*What the exercise asks*
Give back an exact copy of the entries beneath, minus the pictures.

*Saved entries*
= = = = =

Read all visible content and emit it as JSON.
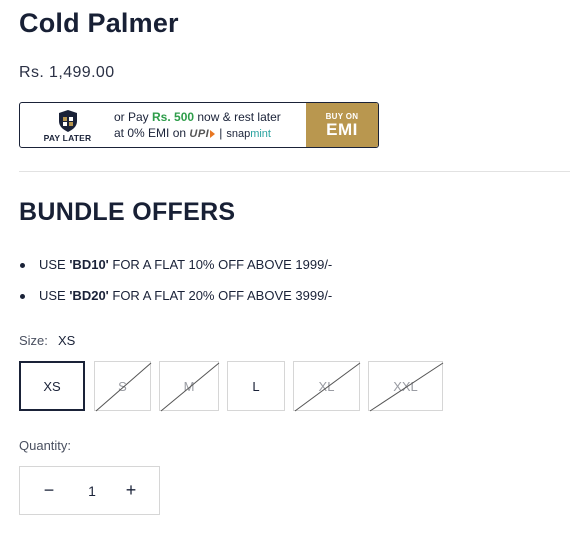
{
  "product": {
    "title": "Cold Palmer",
    "price": "Rs. 1,499.00"
  },
  "emi_banner": {
    "pay_later": "PAY LATER",
    "line1_pre": "or Pay ",
    "line1_amount": "Rs. 500",
    "line1_post": " now & rest later",
    "line2_pre": "at 0% EMI on ",
    "upi": "UPI",
    "snap": "snap",
    "mint": "mint",
    "buy_on": "BUY ON",
    "emi": "EMI",
    "colors": {
      "accent": "#b9974f",
      "amount": "#2e9d4a"
    }
  },
  "bundle": {
    "title": "BUNDLE OFFERS",
    "offers": [
      {
        "pre": "USE ",
        "code": "'BD10'",
        "post": " FOR A FLAT 10% OFF ABOVE 1999/-"
      },
      {
        "pre": "USE ",
        "code": "'BD20'",
        "post": " FOR A FLAT 20% OFF ABOVE 3999/-"
      }
    ]
  },
  "size": {
    "label": "Size:",
    "selected": "XS",
    "options": [
      {
        "label": "XS",
        "available": true,
        "selected": true
      },
      {
        "label": "S",
        "available": false,
        "selected": false
      },
      {
        "label": "M",
        "available": false,
        "selected": false
      },
      {
        "label": "L",
        "available": true,
        "selected": false
      },
      {
        "label": "XL",
        "available": false,
        "selected": false
      },
      {
        "label": "XXL",
        "available": false,
        "selected": false
      }
    ]
  },
  "quantity": {
    "label": "Quantity:",
    "value": "1",
    "minus": "−",
    "plus": "+"
  }
}
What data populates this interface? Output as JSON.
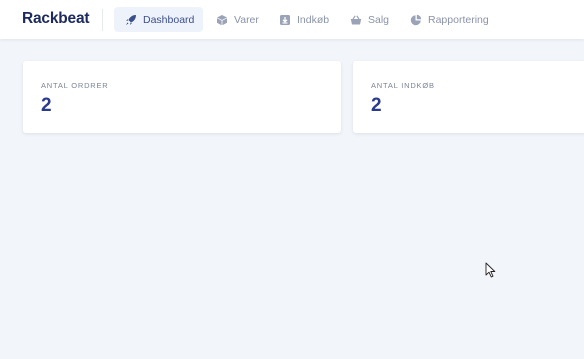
{
  "app": {
    "brand": "Rackbeat"
  },
  "nav": {
    "items": [
      {
        "label": "Dashboard",
        "icon": "rocket-icon",
        "active": true
      },
      {
        "label": "Varer",
        "icon": "box-icon",
        "active": false
      },
      {
        "label": "Indkøb",
        "icon": "download-icon",
        "active": false
      },
      {
        "label": "Salg",
        "icon": "basket-icon",
        "active": false
      },
      {
        "label": "Rapportering",
        "icon": "pie-chart-icon",
        "active": false
      }
    ]
  },
  "stats": [
    {
      "label": "ANTAL ORDRER",
      "value": "2"
    },
    {
      "label": "ANTAL INDKØB",
      "value": "2"
    }
  ],
  "colors": {
    "brand": "#1c2a5e",
    "accent": "#2a3a8c",
    "active_nav_bg": "#eef2fb",
    "page_bg": "#f2f5fa"
  }
}
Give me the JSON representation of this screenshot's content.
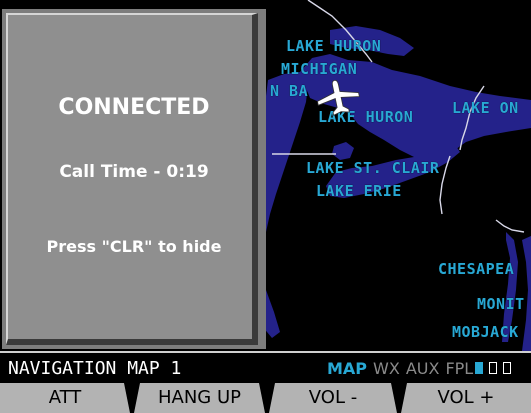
{
  "popup": {
    "title": "CONNECTED",
    "call_time": "Call Time - 0:19",
    "hint": "Press \"CLR\" to hide"
  },
  "map": {
    "labels": {
      "lake_huron_top": "LAKE HURON",
      "michigan": "MICHIGAN",
      "n_ba": "N BA",
      "lake_huron_mid": "LAKE HURON",
      "lake_on": "LAKE ON",
      "lake_st_clair": "LAKE ST. CLAIR",
      "lake_erie": "LAKE ERIE",
      "chesapea": "CHESAPEA",
      "monit": "MONIT",
      "mobjack": "MOBJACK"
    },
    "colors": {
      "water": "#24228a",
      "land": "#000000",
      "label": "#28a8d4",
      "border": "#d8d8e8",
      "aircraft": "#ffffff"
    }
  },
  "status_bar": {
    "page_title": "NAVIGATION MAP 1",
    "groups": [
      {
        "label": "MAP",
        "active": true,
        "color": "#28a8d4"
      },
      {
        "label": "WX",
        "active": false,
        "color": "#8a8a8a"
      },
      {
        "label": "AUX",
        "active": false,
        "color": "#8a8a8a"
      },
      {
        "label": "FPL",
        "active": false,
        "color": "#8a8a8a"
      }
    ],
    "page_indicator": {
      "current": 1,
      "total": 3
    }
  },
  "softkeys": [
    {
      "label": "ATT"
    },
    {
      "label": "HANG UP"
    },
    {
      "label": "VOL -"
    },
    {
      "label": "VOL +"
    }
  ]
}
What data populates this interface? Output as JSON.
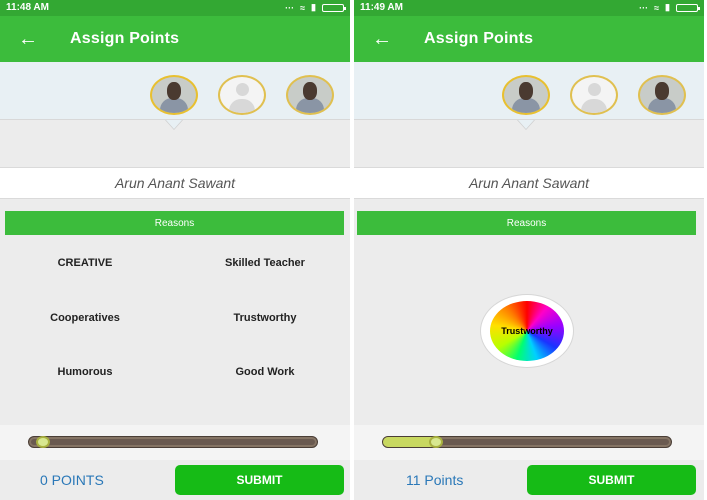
{
  "colors": {
    "status_bar": "#33a833",
    "app_bar": "#3cbc3c",
    "submit": "#16bb16",
    "points_text": "#2a78b8"
  },
  "left": {
    "status": {
      "time": "11:48 AM",
      "icons": "··· ≈ ▮"
    },
    "header": {
      "title": "Assign Points",
      "back_icon": "arrow-left-icon"
    },
    "selected_name": "Arun Anant Sawant",
    "reasons_title": "Reasons",
    "reasons": [
      {
        "label": "CREATIVE"
      },
      {
        "label": "Skilled Teacher"
      },
      {
        "label": "Cooperatives"
      },
      {
        "label": "Trustworthy"
      },
      {
        "label": "Humorous"
      },
      {
        "label": "Good Work"
      }
    ],
    "slider": {
      "fraction": 0.0
    },
    "points_label": "0 POINTS",
    "submit_label": "SUBMIT"
  },
  "right": {
    "status": {
      "time": "11:49 AM",
      "icons": "··· ≈ ▮"
    },
    "header": {
      "title": "Assign Points",
      "back_icon": "arrow-left-icon"
    },
    "selected_name": "Arun Anant Sawant",
    "reasons_title": "Reasons",
    "selected_reason": "Trustworthy",
    "slider": {
      "fraction": 0.15
    },
    "points_label": "11 Points",
    "submit_label": "SUBMIT"
  }
}
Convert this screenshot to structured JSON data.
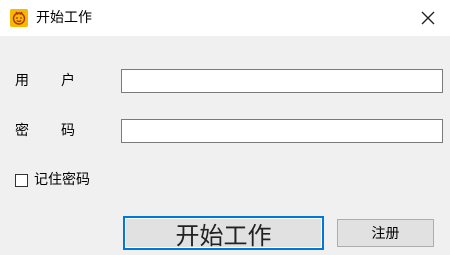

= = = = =

*Expected output*
Read all visible content and emit it as JSON.
{
  "product": {
    "title": "Cold Palmer",
    "price": "Rs. 1,499.00"
  },
  "emi_banner": {
    "pay_later": "PAY LATER",
    "line1_pre": "or Pay ",
    "line1_amount": "Rs. 500",
    "line1_post": " now & rest later",
    "line2_pre": "at 0% EMI on ",
    "upi": "UPI",
    "snap": "snap",
    "mint": "mint",
    "buy_on": "BUY ON",
    "emi": "EMI",
    "colors": {
      "accent": "#b9974f",
      "amount": "#2e9d4a"
    }
  },
  "bundle": {
    "title": "BUNDLE OFFERS",
    "offers": [
      {
        "pre": "USE ",
        "code": "'BD10'",
        "post": " FOR A FLAT 10% OFF ABOVE 1999/-"
      },
      {
        "pre": "USE ",
        "code": "'BD20'",
        "post": " FOR A FLAT 20% OFF ABOVE 3999/-"
      }
    ]
  },
  "size": {
    "label": "Size:",
    "selected": "XS",
    "options": [
      {
        "label": "XS",
        "available": true,
        "selected": true
      },
      {
        "label": "S",
        "available": false,
        "selected": false
      },
      {
        "label": "M",
        "available": false,
        "selected": false
      },
      {
        "label": "L",
        "available": true,
        "selected": false
      },
      {
        "label": "XL",
        "available": false,
        "selected": false
      },
      {
        "label": "XXL",
        "available": false,
        "selected": false
      }
    ]
  },
  "quantity": {
    "label": "Quantity:",
    "value": "1",
    "minus": "−",
    "plus": "+"
  }
}
What data populates this interface? Output as JSON.
{
  "app": {
    "brand": "Rackbeat"
  },
  "nav": {
    "items": [
      {
        "label": "Dashboard",
        "icon": "rocket-icon",
        "active": true
      },
      {
        "label": "Varer",
        "icon": "box-icon",
        "active": false
      },
      {
        "label": "Indkøb",
        "icon": "download-icon",
        "active": false
      },
      {
        "label": "Salg",
        "icon": "basket-icon",
        "active": false
      },
      {
        "label": "Rapportering",
        "icon": "pie-chart-icon",
        "active": false
      }
    ]
  },
  "stats": [
    {
      "label": "ANTAL ORDRER",
      "value": "2"
    },
    {
      "label": "ANTAL INDKØB",
      "value": "2"
    }
  ],
  "colors": {
    "brand": "#1c2a5e",
    "accent": "#2a3a8c",
    "active_nav_bg": "#eef2fb",
    "page_bg": "#f2f5fa"
  }
}
Give me the JSON representation of this screenshot's content.
{
  "popup": {
    "title": "CONNECTED",
    "call_time": "Call Time - 0:19",
    "hint": "Press \"CLR\" to hide"
  },
  "map": {
    "labels": {
      "lake_huron_top": "LAKE HURON",
      "michigan": "MICHIGAN",
      "n_ba": "N BA",
      "lake_huron_mid": "LAKE HURON",
      "lake_on": "LAKE ON",
      "lake_st_clair": "LAKE ST. CLAIR",
      "lake_erie": "LAKE ERIE",
      "chesapea": "CHESAPEA",
      "monit": "MONIT",
      "mobjack": "MOBJACK"
    },
    "colors": {
      "water": "#24228a",
      "land": "#000000",
      "label": "#28a8d4",
      "border": "#d8d8e8",
      "aircraft": "#ffffff"
    }
  },
  "status_bar": {
    "page_title": "NAVIGATION MAP 1",
    "groups": [
      {
        "label": "MAP",
        "active": true,
        "color": "#28a8d4"
      },
      {
        "label": "WX",
        "active": false,
        "color": "#8a8a8a"
      },
      {
        "label": "AUX",
        "active": false,
        "color": "#8a8a8a"
      },
      {
        "label": "FPL",
        "active": false,
        "color": "#8a8a8a"
      }
    ],
    "page_indicator": {
      "current": 1,
      "total": 3
    }
  },
  "softkeys": [
    {
      "label": "ATT"
    },
    {
      "label": "HANG UP"
    },
    {
      "label": "VOL -"
    },
    {
      "label": "VOL +"
    }
  ]
}
What data populates this interface? Output as JSON.
{
  "colors": {
    "status_bar": "#33a833",
    "app_bar": "#3cbc3c",
    "submit": "#16bb16",
    "points_text": "#2a78b8"
  },
  "left": {
    "status": {
      "time": "11:48 AM",
      "icons": "··· ≈ ▮"
    },
    "header": {
      "title": "Assign Points",
      "back_icon": "arrow-left-icon"
    },
    "selected_name": "Arun Anant Sawant",
    "reasons_title": "Reasons",
    "reasons": [
      {
        "label": "CREATIVE"
      },
      {
        "label": "Skilled Teacher"
      },
      {
        "label": "Cooperatives"
      },
      {
        "label": "Trustworthy"
      },
      {
        "label": "Humorous"
      },
      {
        "label": "Good Work"
      }
    ],
    "slider": {
      "fraction": 0.0
    },
    "points_label": "0 POINTS",
    "submit_label": "SUBMIT"
  },
  "right": {
    "status": {
      "time": "11:49 AM",
      "icons": "··· ≈ ▮"
    },
    "header": {
      "title": "Assign Points",
      "back_icon": "arrow-left-icon"
    },
    "selected_name": "Arun Anant Sawant",
    "reasons_title": "Reasons",
    "selected_reason": "Trustworthy",
    "slider": {
      "fraction": 0.15
    },
    "points_label": "11 Points",
    "submit_label": "SUBMIT"
  }
}
Convert this screenshot to structured JSON data.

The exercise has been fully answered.